If Salt Lake County's young men continue killing themselves at the rate they did the first part of this year, 1995 will go down as the worst in history for suicides, says the county's top health official.

"We've taken the first six or eight months (of suicide statistics) and extrapolated it to the end of the year," said Dr. Thomas Schlenker, executive director of the Salt Lake City-County Health Department.He was interviewed by the Deseret News following a meeting in which he described the state of the country's health to about 70 mayors, members of city councils and experts from state and local governments.

"If the rate that we extrapolated . . . continues, it will be by far the worst year we've ever had."

According to the department, Utah's suicide rate is the sixth highest in the United States and 40 percent higher than the national average. It is the chief single cause of death for young men 15 to 19. Males are at much higher risk of actually succeeding in suicide because they tend to use more lethal methods, but girls and women are more likely to attempt suicide.

Schlenker said suicides are just one factor among several that pose special concern over preventable deaths.

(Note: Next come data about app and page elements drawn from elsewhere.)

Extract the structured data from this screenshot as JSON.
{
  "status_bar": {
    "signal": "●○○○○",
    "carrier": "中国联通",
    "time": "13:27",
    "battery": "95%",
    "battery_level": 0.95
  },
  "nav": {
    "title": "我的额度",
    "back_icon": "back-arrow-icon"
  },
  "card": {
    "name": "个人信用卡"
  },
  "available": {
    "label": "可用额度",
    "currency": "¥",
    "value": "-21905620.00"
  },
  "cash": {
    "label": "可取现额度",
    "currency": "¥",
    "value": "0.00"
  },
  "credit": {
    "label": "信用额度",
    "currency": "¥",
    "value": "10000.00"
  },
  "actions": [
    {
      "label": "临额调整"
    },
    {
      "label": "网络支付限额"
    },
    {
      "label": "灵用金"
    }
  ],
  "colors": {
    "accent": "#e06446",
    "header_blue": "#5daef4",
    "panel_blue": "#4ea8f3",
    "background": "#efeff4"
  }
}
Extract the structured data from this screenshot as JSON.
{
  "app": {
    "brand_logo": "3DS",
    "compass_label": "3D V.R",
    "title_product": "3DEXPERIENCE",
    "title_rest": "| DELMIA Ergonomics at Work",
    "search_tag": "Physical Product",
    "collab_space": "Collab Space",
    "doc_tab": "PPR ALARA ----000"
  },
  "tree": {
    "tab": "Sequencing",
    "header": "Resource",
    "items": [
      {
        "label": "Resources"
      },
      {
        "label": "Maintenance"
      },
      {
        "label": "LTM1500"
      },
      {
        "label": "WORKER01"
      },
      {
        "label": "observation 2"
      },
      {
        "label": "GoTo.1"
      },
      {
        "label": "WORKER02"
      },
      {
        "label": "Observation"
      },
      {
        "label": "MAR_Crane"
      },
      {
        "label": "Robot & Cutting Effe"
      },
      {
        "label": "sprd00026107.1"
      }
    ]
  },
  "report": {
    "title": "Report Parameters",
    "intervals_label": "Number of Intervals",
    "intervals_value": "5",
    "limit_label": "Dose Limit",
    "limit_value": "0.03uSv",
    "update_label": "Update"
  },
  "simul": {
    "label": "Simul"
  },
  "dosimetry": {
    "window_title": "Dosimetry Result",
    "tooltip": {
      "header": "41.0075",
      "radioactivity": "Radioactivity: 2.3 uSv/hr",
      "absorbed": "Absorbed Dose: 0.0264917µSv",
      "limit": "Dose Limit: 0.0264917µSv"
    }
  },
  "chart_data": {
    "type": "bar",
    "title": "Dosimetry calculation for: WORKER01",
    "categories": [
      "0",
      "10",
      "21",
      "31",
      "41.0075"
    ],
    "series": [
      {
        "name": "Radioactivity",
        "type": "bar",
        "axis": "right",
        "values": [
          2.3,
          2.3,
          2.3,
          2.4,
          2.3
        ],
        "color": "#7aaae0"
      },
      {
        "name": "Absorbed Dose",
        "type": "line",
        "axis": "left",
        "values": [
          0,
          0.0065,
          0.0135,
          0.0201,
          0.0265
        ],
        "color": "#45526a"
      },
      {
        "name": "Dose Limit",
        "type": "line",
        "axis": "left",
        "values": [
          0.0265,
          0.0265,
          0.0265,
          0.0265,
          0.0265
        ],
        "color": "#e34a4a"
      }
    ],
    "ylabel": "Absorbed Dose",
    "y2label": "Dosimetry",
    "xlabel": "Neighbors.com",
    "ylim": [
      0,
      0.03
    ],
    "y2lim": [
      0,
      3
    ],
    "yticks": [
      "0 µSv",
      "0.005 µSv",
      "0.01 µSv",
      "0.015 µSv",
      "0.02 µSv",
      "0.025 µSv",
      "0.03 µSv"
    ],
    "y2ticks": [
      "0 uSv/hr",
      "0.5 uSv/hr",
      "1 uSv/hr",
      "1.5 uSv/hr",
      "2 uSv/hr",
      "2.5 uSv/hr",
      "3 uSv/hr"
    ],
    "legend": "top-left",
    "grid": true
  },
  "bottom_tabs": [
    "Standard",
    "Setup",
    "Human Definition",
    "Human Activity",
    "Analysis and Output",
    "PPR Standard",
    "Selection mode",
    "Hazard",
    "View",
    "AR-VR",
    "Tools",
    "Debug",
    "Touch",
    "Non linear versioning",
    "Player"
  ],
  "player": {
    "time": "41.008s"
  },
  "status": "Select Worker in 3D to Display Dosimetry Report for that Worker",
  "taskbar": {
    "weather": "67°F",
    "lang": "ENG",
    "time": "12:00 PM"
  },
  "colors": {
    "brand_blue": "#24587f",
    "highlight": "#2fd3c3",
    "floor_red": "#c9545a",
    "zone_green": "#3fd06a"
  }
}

Others are motor vehicle accidents, and breast and cervical cancer.

Other causes of worry are the fact that 15 percent of pregnant women don't get prenatal care early in their pregnancy, and that about half of the county's two-year-old children are behind on their immunizations, he said.

In an effort to help local officials target areas where children aren't getting the shots they need, the department has drawn a map keyed to specific neighborhoods. The map shows how well residents of particular areas have succeeded in getting shots for their children.

"We have a map of the entire county depicting rates of immunization," Schlenker said.

Officials of Midvale, recognizing they had a problem, approached the department for help on childhood immunizations. The department is cooperating with Midvale on it, he said.

Sandy chose immunization as one of its priority health needs, and the city has been able to use the map to spot exactly where it has its lower rates.

"We see that as a real advantage," Schlenker added.